Rabbit skeletal systems are fragile and they injure easily. If they fall, are dropped, or picked up incorrectly they can kick out and break their backs.
Proper rabbit diet includes hay (timothy hay, grass hay, or a combination of both) and greens. Pellets were originally invented for breeders as an inexpensive way to fatten up their animals. For most bunnies, pellets are optional and should be more of a treat. Many of the commercial so-called rabbit food sold in pet stores ate unhealthy and often toxic. You can find more information on proper rabbit and bunny diet here.
Rabbits need exercise and socialization (on their level) and ideally, should NOT live in a cage full time.
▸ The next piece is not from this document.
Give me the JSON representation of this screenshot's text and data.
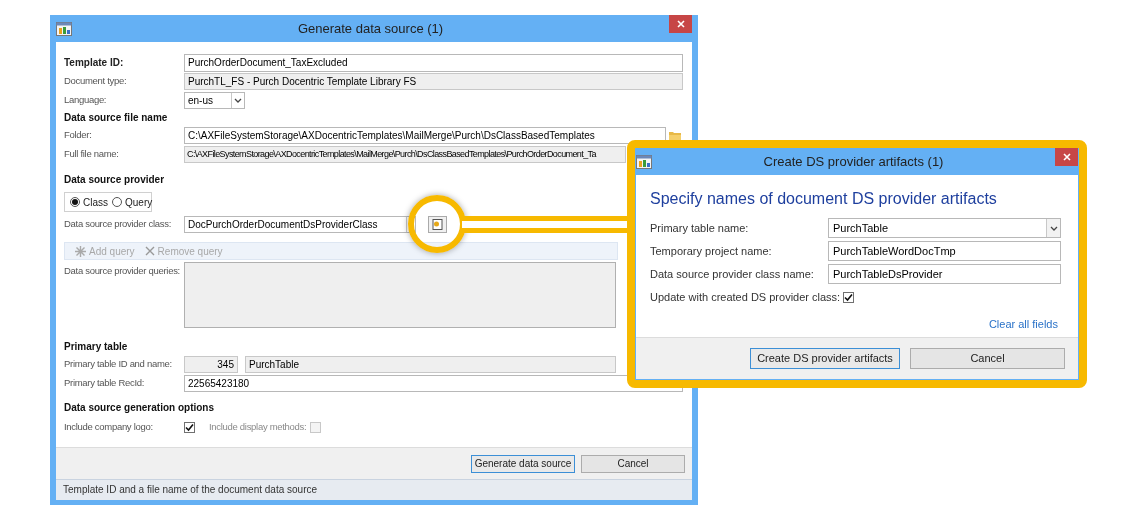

Like dogs and cats, domestic rabbits live happier, healthier and longer lives indoors safe from predators, parasites, poisonous plants, and weather related dangers. Rabbits are also social and enjoy being part of family life rather than isolated in a hutch outside. You can find more information on proper habitat for pet rabbits here.
Rabbits hide illness. By the time you see visible symptoms, your rabbit is likely in crisis. Bunny caretakers must be super vigilant about what their pet rabbits eat and make sure food is moving quickly and easily through their systems – AKA pooping a bunch. If your rabbit stops eating or pooping, they are probably headed for Gastrointestinal Stasis, a potentially deadly condition in which the digestive system slows down or stops completely.
Rabbits are living, feeling, long-term commitments just like dogs and cats. They can live 10-12 years with good care. Lulu lived until 13 and we miss her like crazy and will definitely adopt another bunny at some point. You can read more about why I love bunnies here.
Pet rabbits are not for everyone and should only be adopted after careful consideration and never on impulse or as an Easter accessory. If you are unable or unwilling to provide a lifetime of care, please choose a chocolate bunny instead.